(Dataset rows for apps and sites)
++++++++++
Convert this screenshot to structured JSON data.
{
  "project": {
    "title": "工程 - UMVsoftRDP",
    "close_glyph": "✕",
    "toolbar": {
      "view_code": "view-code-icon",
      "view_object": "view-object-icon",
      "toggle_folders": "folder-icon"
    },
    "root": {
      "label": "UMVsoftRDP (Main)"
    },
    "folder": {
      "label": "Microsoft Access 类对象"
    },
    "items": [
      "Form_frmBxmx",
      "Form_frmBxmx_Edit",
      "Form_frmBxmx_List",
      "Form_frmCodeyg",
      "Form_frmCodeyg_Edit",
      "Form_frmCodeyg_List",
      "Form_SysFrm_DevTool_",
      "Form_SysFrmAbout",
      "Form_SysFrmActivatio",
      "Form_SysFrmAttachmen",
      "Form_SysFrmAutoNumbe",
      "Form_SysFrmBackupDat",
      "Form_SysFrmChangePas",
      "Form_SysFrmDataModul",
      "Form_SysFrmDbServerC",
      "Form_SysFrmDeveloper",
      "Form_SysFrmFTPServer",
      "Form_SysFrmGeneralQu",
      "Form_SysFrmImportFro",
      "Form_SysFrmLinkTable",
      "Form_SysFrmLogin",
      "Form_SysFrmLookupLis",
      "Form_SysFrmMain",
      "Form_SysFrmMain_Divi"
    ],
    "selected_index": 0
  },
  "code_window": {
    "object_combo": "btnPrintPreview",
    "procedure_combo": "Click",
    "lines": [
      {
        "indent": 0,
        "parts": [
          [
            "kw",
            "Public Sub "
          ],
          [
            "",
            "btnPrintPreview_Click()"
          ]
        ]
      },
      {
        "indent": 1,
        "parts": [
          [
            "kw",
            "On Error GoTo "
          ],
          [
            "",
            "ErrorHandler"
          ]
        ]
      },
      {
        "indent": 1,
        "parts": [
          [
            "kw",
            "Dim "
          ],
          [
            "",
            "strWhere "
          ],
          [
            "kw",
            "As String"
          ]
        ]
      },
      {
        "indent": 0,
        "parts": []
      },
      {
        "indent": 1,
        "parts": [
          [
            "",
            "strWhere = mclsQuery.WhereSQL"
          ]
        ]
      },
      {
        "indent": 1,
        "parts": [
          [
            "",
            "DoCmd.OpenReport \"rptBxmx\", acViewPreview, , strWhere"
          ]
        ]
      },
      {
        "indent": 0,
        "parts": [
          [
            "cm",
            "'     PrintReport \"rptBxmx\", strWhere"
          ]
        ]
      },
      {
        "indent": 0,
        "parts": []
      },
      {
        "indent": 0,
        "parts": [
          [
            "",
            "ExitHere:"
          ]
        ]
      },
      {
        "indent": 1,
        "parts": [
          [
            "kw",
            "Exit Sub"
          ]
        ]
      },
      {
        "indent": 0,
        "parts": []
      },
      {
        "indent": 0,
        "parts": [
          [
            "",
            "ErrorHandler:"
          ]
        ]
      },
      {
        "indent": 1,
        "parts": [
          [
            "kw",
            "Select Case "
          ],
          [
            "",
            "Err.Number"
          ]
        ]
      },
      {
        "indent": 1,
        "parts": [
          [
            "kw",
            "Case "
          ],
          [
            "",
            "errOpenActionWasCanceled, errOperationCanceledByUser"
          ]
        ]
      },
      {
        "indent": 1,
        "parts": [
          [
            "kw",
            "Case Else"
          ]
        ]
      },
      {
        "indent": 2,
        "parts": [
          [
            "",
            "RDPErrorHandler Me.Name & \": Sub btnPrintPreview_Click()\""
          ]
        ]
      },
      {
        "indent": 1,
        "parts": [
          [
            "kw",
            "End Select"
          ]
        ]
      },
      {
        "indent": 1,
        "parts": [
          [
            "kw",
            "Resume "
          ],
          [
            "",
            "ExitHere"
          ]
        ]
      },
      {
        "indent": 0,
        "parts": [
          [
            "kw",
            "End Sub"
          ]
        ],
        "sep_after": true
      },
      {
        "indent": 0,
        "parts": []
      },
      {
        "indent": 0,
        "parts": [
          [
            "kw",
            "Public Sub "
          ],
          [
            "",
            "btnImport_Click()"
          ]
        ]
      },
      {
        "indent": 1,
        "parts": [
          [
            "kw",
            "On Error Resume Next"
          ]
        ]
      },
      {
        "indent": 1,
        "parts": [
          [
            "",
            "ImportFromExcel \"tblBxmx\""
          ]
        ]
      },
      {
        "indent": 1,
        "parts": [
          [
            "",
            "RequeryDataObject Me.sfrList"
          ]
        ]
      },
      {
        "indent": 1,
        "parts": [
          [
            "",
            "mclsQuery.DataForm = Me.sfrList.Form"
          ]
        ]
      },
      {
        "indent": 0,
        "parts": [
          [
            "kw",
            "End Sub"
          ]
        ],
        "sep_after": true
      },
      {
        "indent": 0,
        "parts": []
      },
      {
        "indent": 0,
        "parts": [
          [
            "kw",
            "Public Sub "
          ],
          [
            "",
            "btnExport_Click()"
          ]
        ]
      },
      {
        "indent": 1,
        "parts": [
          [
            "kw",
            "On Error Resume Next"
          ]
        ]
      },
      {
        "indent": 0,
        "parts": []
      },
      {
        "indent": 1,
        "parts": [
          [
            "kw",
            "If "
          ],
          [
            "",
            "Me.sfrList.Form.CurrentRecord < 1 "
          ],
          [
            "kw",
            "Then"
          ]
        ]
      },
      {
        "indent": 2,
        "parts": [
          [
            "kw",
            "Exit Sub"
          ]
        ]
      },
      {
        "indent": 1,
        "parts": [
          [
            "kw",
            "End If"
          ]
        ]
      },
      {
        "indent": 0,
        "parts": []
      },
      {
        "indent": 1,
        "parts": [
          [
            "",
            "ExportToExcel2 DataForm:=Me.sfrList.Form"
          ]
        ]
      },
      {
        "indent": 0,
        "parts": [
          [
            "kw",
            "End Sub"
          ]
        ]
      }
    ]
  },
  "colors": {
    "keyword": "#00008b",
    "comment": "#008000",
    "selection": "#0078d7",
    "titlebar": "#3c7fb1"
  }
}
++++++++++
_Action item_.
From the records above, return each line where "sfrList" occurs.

_Result of the exercise_.
            "RequeryDataObject Me.sfrList"
            "mclsQuery.DataForm = Me.sfrList.Form"
            "Me.sfrList.Form.CurrentRecord < 1 "
            "ExportToExcel2 DataForm:=Me.sfrList.Form"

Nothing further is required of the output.